I find myself in the car for about 45 minutes each day between work, home, and other various destinations. To make the most of this time, I began listening to podcasts about six months ago, a move I didn’t realize would be so rewarding. Podcasts keep you engaged mentally on the road and give you an avenue to learn passively.
As a coffee shop manager and enthusiast, I naturally gravitated toward coffee related podcasts and found a several I’ve really enjoyed. From humble home enthusiasts to importers of the world’s finest coffees, these podcasts are hosted by coffee people in every part of the supply chain, meaning there’s a wealth of information to gain from these podcasts that you would be hard-pressed to find elsewhere.
There are many great websites and blogs for continued coffee education, but podcasts offer a different, equally valuable experience. You don’t want to miss these opportunities for learning and growth.
Brian Beyke and Bryan Schiele talk coffee brewing and the industry in an approachable way that leaves no man behind. Their combined coffee knowledge and connections make this an excellent podcast for the esteemed home brewer.
Episode 22 – Populace Coffee Projects with Andrew Heppne
Levi Anderson has quite a coffee history and shares it gladly through his podcast. This one is particularly insightful for anyone curious about what it takes to open a shop, provide excellent service, and enable great experiences around coffee.
Episode 35 – Gordie Bufton, Lessons from a Valet
Brought to you by Jared Truby and Chris Baca, the Cat and Cloud Coffee Podcast covers topics from all over the industry, from innovative brew methods to espresso recipes to service styles. They are hilarious, informed, and are an excellent resource for insights into the specialty coffee industry.
Truby and Baca Talk About Espresso Brewing Philosophy and Scales
Drew Pond and Christian Ott the esteemed Stone Creek Coffee in Milwaukee, WI reveal all their secrets in this podcast for professionals and consumers alike. Learn about coffee science, sourcing, and service in this great podcast.
Tasting Notes: Acidity
This podcast is the handiwork of Bjørg Brend Laird, co-founder of Supersonic Coffee in Berkley, CA. Her travels cause her to meet some interesting people with interesting jobs in the coffee world. Though sometimes a bit formal, the podcast has much to offer anyone curious about the origin side of coffee in particular.
Tim Wendlebow – Part 1
There is enough content within the archives of these five podcasts to last you all year, but that doesn’t mean these are the only podcasts you should explore. If you find any others that stick out to you, drop a comment down below!
Never stop learning.
The Specialty Coffee Association of America and World Coffee Research decided to reveal the results of tireless research today, January 19th. It is also my birthday. Coincidence? I think not.
World Coffee Research Sensory Lexicon

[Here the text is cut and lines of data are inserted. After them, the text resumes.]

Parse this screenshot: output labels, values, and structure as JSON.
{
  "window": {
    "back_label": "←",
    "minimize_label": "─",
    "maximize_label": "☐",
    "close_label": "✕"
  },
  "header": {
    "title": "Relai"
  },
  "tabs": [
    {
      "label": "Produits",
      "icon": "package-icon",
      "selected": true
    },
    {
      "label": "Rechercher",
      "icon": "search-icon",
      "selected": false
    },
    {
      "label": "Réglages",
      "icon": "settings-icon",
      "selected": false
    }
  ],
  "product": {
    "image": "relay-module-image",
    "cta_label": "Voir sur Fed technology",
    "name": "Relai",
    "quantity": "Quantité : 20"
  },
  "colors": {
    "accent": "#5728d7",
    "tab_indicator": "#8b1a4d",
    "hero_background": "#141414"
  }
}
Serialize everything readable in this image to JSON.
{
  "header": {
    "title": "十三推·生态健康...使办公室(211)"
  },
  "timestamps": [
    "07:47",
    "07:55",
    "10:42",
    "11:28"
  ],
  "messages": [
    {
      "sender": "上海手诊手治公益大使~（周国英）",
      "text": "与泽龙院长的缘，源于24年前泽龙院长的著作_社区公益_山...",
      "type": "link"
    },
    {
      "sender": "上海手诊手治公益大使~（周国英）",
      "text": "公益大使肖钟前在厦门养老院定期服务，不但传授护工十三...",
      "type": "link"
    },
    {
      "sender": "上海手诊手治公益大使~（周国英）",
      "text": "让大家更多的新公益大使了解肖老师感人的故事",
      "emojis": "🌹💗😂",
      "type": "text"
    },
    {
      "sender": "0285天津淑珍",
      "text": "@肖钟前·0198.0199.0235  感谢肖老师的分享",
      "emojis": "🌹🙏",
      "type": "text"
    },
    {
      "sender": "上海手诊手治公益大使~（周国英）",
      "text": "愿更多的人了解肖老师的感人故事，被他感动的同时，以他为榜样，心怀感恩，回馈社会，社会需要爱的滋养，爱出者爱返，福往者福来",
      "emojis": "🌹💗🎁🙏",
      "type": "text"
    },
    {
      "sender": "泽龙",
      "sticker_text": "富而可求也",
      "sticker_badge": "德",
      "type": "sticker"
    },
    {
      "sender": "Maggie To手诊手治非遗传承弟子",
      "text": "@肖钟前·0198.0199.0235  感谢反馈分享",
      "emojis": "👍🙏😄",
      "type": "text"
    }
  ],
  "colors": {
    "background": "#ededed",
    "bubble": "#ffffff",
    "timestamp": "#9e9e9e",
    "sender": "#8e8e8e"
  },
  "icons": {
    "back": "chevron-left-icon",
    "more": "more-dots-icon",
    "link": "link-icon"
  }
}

The first of two documents, the World Coffee Research Sensory Lexicon, is the attempt of over 70 researchers to categorize and standardize coffee flavor attributes. By comparing coffee flavors to real-life products that the common man has access to, these researchers have developed a system of determining coffee flavor usable by seasoned professionals and novices alike to achieve a common language for describing coffee.
Skeptics, calm down. The bright people behind this immense, three year long project understand that “the project is, by nature, an evolving document”. As the research develops, entrees to the lexicon may be adapted and others may be added. I highly suggest checking out the Sensory Lexicon yourself so you can see how it works.
The New Coffee Taster’s Flavor Wheel
In light of this development in sensory analysis, the SCAA decided it was time to update the Coffee Flavor Wheel, a document that had been untouched for nearly twenty years. This update to the wheel brings the Sensory Lexicon’s possible flavors for coffee to a simple, user-friendly graphic designed to empower drinkers of all stages to begin the journey of tasting coffee well.
These developments will have significant impact down the road for the global coffee industry as it learns to communicate flavor and quality in new, accessible ways.